In the last twelve months, the company's share price showed a steady upward trend and the stock price increased by roughly 8.2%. This steady increase in the share price is likely to continue in the next twelve months. However, the company's performance may improve as General Mills has planned a solid strategy for fiscal year 2015. General Mills intends to focus on accelerating its top-line growth. As part of product innovation, General Mills will introduce a strong new product line-up, compelling renovation of many existing brands, and a full slate of consumer-focused marketing initiatives to attract customers.
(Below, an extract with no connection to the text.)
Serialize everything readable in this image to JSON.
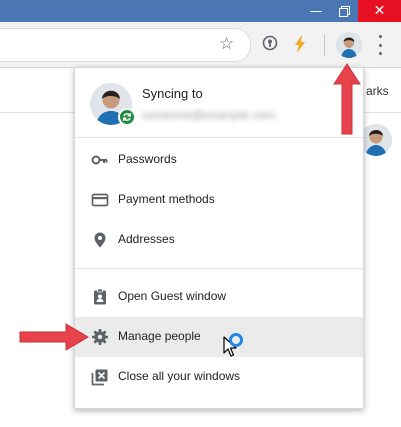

In addition, supply chain cost savings from the ongoing Holistic Margin Management (HMM) program are expected to exceed $400 million in 2015.
It can be expected that these savings will offset input cost inflation which is estimated to be 3% for fiscal year 2015. General Mills expects that its net sales for fiscal year 2015 will grow at a mid-single digit in constant currency. The company also intends to put efforts into its North American manufacturing and distribution network which will result in additional cost savings of $40 million in 2015.
General Mills showed moderate growth in fiscal year 2014; however, the company is quite confident that its new product line and cost cutting initiatives will help mid-single digit growth for fiscal year 2015. General Mills increased the dividend payment to $983 million, and quarterly dividend increased to $0.41 per share from $0.38 per share. The company maintained the quarterly dividend in the fourth quarter and it is expected that the company will increase the dividend in the first quarter of fiscal year 2015 based on its expected earnings growth. General Mills is set to grow at a moderate rate in fiscal year 2015 and the company's commitment to investors justifies the fact that General Mills is an attractive investment with stable returns in the long term.